Teens and the Brain: More Questions for Research
Scientists continue to investigate the development of the brain and the relationship between the changes taking place, behavior, and health. The following questions are among the important ones that are targets of research:
- How do experience and environment interact with genetic preprogramming to shape the maturing brain, and as a result, future abilities and behavior? In other words, to what extent does what a teen does and learns shape his or her brain over the rest of a lifetime?
- In what ways do features unique to the teen brain play a role in the high rates of illicit substance use and alcohol abuse in the late teen to young adult years? Does the adolescent capacity for learning make this a stage of particular vulnerability to addiction?
- Why is it so often the case that, for many mental disorders, symptoms first emerge during adolescence and young adulthood?
This last question has been the central reason to study brain development from infancy to adulthood. Scientists increasingly view mental illnesses as developmental disorders that have their roots in the processes involved in how the brain matures. By studying how the circuitry of the brain develops, scientists hope to identify when and for what reasons development goes off track. Brain imaging studies have revealed distinctive variations in growth patterns of brain tissue in youth who show signs of conditions affecting mental health.
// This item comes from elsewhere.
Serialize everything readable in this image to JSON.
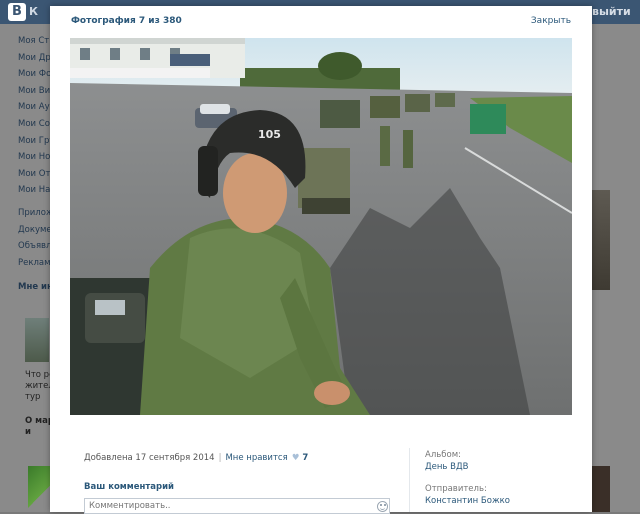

Ongoing research is providing information on how genetic factors increase or reduce vulnerability to mental illness; and how experiences during infancy, childhood, and adolescence can increase the risk of mental illness or protect against it.